━━ PROVIDED ENTRIES
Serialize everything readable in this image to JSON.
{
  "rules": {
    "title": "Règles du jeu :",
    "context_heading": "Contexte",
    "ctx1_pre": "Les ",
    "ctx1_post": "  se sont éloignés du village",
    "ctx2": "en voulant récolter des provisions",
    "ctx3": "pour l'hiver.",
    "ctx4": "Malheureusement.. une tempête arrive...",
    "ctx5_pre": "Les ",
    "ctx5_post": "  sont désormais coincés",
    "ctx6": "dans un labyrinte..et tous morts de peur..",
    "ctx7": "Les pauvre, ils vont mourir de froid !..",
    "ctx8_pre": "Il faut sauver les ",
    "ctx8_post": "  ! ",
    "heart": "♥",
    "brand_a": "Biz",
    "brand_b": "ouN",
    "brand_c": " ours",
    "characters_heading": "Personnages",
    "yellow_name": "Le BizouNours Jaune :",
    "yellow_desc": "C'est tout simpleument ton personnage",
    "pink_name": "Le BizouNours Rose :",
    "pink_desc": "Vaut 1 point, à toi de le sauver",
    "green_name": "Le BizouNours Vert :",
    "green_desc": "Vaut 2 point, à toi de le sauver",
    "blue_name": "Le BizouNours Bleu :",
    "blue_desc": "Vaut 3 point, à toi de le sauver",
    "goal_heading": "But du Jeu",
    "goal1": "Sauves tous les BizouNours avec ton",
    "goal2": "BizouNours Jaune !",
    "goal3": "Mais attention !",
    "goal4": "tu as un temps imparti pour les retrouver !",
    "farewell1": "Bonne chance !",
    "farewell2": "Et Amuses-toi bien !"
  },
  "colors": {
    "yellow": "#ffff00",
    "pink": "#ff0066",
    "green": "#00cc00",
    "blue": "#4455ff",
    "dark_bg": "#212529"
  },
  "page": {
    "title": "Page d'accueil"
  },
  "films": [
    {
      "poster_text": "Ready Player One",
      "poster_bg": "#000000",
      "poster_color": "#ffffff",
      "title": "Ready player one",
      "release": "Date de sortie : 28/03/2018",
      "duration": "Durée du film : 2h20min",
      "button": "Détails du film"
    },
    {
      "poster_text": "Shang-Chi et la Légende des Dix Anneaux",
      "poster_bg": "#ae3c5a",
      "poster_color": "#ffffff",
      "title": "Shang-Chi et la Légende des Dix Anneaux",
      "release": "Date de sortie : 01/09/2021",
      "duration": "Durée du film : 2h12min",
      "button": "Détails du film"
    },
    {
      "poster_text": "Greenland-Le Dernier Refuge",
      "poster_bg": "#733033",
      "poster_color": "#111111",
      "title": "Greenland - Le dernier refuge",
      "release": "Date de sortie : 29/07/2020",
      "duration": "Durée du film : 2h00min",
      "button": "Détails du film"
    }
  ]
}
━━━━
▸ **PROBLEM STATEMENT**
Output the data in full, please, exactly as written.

▸ **WRITTEN SOLUTION**
Serialize everything readable in this image to JSON.
{
  "rules": {
    "title": "Règles du jeu :",
    "context_heading": "Contexte",
    "ctx1_pre": "Les ",
    "ctx1_post": "  se sont éloignés du village",
    "ctx2": "en voulant récolter des provisions",
    "ctx3": "pour l'hiver.",
    "ctx4": "Malheureusement.. une tempête arrive...",
    "ctx5_pre": "Les ",
    "ctx5_post": "  sont désormais coincés",
    "ctx6": "dans un labyrinte..et tous morts de peur..",
    "ctx7": "Les pauvre, ils vont mourir de froid !..",
    "ctx8_pre": "Il faut sauver les ",
    "ctx8_post": "  ! ",
    "heart": "♥",
    "brand_a": "Biz",
    "brand_b": "ouN",
    "brand_c": " ours",
    "characters_heading": "Personnages",
    "yellow_name": "Le BizouNours Jaune :",
    "yellow_desc": "C'est tout simpleument ton personnage",
    "pink_name": "Le BizouNours Rose :",
    "pink_desc": "Vaut 1 point, à toi de le sauver",
    "green_name": "Le BizouNours Vert :",
    "green_desc": "Vaut 2 point, à toi de le sauver",
    "blue_name": "Le BizouNours Bleu :",
    "blue_desc": "Vaut 3 point, à toi de le sauver",
    "goal_heading": "But du Jeu",
    "goal1": "Sauves tous les BizouNours avec ton",
    "goal2": "BizouNours Jaune !",
    "goal3": "Mais attention !",
    "goal4": "tu as un temps imparti pour les retrouver !",
    "farewell1": "Bonne chance !",
    "farewell2": "Et Amuses-toi bien !"
  },
  "colors": {
    "yellow": "#ffff00",
    "pink": "#ff0066",
    "green": "#00cc00",
    "blue": "#4455ff",
    "dark_bg": "#212529"
  },
  "page": {
    "title": "Page d'accueil"
  },
  "films": [
    {
      "poster_text": "Ready Player One",
      "poster_bg": "#000000",
      "poster_color": "#ffffff",
      "title": "Ready player one",
      "release": "Date de sortie : 28/03/2018",
      "duration": "Durée du film : 2h20min",
      "button": "Détails du film"
    },
    {
      "poster_text": "Shang-Chi et la Légende des Dix Anneaux",
      "poster_bg": "#ae3c5a",
      "poster_color": "#ffffff",
      "title": "Shang-Chi et la Légende des Dix Anneaux",
      "release": "Date de sortie : 01/09/2021",
      "duration": "Durée du film : 2h12min",
      "button": "Détails du film"
    },
    {
      "poster_text": "Greenland-Le Dernier Refuge",
      "poster_bg": "#733033",
      "poster_color": "#111111",
      "title": "Greenland - Le dernier refuge",
      "release": "Date de sortie : 29/07/2020",
      "duration": "Durée du film : 2h00min",
      "button": "Détails du film"
    }
  ]
}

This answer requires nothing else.